Anyways so the movie. Ugh. It felt like it was trying to be three or four different films at once, with no cohesion. As far as being an action film, it couldn’t decide if tonally it wanted to go straight serious, play up the levity (a la Die Hard), or just go over the top (like Machete). But the trite drama overshadowed everything else.
Lemme break it down a bit. Kevin Costner is a top trigger man for the CIA. Upon finding out that he’s terminally ill, he decides to retire so that he can reconnected with his estranged wife and daughter. Soon after he reestablishes contact with them, Amber Heard recruits him to get back into the game with the offer of an experimental cure.

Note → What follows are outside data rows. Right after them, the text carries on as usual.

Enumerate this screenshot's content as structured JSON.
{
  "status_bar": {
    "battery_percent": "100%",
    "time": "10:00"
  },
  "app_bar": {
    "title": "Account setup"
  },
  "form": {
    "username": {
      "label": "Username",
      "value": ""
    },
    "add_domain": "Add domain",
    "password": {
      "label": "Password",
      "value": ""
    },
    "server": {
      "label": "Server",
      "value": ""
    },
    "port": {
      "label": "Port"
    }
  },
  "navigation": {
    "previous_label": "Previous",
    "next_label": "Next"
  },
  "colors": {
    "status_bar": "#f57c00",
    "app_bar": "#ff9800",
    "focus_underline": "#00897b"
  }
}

So we have some scenes of moderate bad assery (lets face it, Costner is no Statham). But okay, he’s good at his job and shows it off well enough. Fine. Let’s throw in some humor with the silly ringtone his daughter set on his phone going off at inopportune moments. That’s fine. Well placed humor usually works well in action movies (again, Die Hard). Costner’s playing it fairly straightfoward. Then you add in Amber Heard, just off Machete Kills, acting like she’s still in that other movie. Way overdone, over stylized, over every \m/ top possible. It just did not mesh well. But given that McG was directing this, I can see how he would have been eating it all up and encouraging her to go further. Who cares that it doesn’t fit the rest of the tone of the film, she’s hot. That’s what he was prolly thinking.
You’ve got all that awkwardly gelled action mixed in with some cheesy family drama. Hailee Steinfeld and Kevin Costner tried carefully not to overact it, but the crap they were given was just so cliche. Somehow, I would still be drawn into it, until I’d take a step back and realize just how obvious it all was. And this is what dominated the film. Until abrupt switch to action. And then back to family drama.
I think there had been a lot of potential in the original idea. Luc Besson, the mind behind recently discussed The Professional, had a hand in it. But I think he let go somewhere along the lines. I think this could have been a Professional-ish mix of drama and action in more capable hands. I just don’t think McG was ready to handle something weightier than Charlie’s Angels.
Three Days to Kill – \m/ \n